House considers putting union contracts to vote
SALEM — House Majority Leader Wayne Scott, (R-Canby), has introduced a bill that would add a new section to the Oregon Constitution requiring all public employee collective bargaining agreements to be voted on by the general public.
House Joint Resolution 41 says that any union contract or any agreement reached by arbitration could not be officially ratified “unless the agreement has been first approved at a May or November election by the electors within the political subdivision proposing to enter into the collective bargaining agreement.”
The resolution further states that the Legislature would summarize and provide the key material provisions of the collective bargaining agreement for the ballot.
Scott, who was recently appointed co-chair of the Ways and Means Committee, owns some 140 properties across several Oregon counties, including the Comfort Suites hotel in Salem, the Best Western Sunrise Inn in Sublimity, and a fireworks business in Aurora. These businesses were made public earlier this year in an article by the Salem Statesman-Journal reporting that Scott had been hit with six liens for failing to pay personal property taxes and for three consecutive years he paid late penalties for his residential property taxes.
“Wayne Scott fancies himself the Tom DeLay of the Republican caucus. He plays politics with a very heavy hand,” said Tim Nesbitt, president of the Oregon AFL-CIO, referring to the GOP majority leader of the U.S. House of Representatives who hails from Texas.

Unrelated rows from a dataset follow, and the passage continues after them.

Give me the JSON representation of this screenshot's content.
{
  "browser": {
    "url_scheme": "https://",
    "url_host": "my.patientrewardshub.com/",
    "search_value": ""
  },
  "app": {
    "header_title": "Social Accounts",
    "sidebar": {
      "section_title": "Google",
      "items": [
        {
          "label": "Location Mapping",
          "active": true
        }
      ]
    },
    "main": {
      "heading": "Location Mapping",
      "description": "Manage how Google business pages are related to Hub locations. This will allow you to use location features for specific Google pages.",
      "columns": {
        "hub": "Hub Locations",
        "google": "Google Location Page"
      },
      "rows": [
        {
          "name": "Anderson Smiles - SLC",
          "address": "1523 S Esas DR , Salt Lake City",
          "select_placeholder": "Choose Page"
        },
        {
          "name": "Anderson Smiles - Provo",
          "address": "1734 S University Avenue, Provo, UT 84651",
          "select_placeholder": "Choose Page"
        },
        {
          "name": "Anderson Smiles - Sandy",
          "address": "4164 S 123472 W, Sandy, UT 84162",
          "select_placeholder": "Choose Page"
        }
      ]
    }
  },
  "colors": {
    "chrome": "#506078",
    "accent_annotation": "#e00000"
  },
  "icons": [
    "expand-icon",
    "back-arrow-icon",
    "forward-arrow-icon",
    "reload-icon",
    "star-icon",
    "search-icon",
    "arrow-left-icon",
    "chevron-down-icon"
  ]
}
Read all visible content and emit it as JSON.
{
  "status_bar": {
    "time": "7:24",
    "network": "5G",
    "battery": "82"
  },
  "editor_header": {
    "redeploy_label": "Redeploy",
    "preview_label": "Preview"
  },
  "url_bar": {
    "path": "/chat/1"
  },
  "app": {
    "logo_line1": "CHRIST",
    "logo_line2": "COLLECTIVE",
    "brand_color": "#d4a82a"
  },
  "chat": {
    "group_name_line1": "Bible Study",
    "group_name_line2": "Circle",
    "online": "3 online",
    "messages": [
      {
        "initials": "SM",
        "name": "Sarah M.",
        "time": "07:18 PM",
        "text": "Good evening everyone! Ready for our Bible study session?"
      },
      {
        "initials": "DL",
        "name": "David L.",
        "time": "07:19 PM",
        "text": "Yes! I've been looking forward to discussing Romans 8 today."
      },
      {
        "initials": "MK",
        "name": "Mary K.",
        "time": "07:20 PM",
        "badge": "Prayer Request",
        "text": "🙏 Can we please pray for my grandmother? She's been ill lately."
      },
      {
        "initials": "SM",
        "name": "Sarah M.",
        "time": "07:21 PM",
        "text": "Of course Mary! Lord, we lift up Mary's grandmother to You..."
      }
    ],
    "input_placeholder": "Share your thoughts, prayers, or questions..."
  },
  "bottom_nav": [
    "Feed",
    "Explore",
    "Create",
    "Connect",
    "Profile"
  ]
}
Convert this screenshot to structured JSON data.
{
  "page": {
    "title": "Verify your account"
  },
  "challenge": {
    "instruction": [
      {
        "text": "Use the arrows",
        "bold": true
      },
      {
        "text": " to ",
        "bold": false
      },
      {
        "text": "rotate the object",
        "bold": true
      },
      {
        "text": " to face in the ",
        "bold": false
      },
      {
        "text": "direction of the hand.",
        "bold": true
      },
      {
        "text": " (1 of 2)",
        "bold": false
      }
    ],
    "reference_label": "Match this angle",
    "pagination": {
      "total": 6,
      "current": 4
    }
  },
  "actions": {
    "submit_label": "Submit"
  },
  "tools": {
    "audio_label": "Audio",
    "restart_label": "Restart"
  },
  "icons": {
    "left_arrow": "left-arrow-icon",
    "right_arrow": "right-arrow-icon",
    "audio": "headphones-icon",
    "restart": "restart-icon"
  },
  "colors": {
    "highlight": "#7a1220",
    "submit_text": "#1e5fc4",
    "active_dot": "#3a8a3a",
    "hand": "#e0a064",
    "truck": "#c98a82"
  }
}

For example, last month when Oregon AFL-CIO Secretary-Treasurer Brad Witt sought appointment to an open House seat in District 31, Scott pulled out all the stops to block it. Witt still prevailed with a majority vote from county commissioners representing Columbia, Clatsop and Multnomah counties. But after being sworn into office, Witt had to wait nearly two weeks for committee assignments, and the House leadership has refused to hold any field hearings in his district.
Nesbitt said HJR 41 stems from the Parry Center strike earlier this year by members of Service Employees Local 503, During that two-month dispute, Oregon Governor Ted Kulongoski put pressure on the center’s management — Trillium Family Service, a non-profit that gets 90 percent of its revenue from government sources — to settle or face losing some of its funding.
“That’s where this resolution is coming from” Nesbitt said. “It’s a ruse to make bargaining prohibitively difficult in the public sector ... and it certainly exposes an anti-union agenda.”
Scott recorded a 47 percent Committee on Political Education voting record in the 2003 legislative session, as tracked by the Oregon AFL-CIO.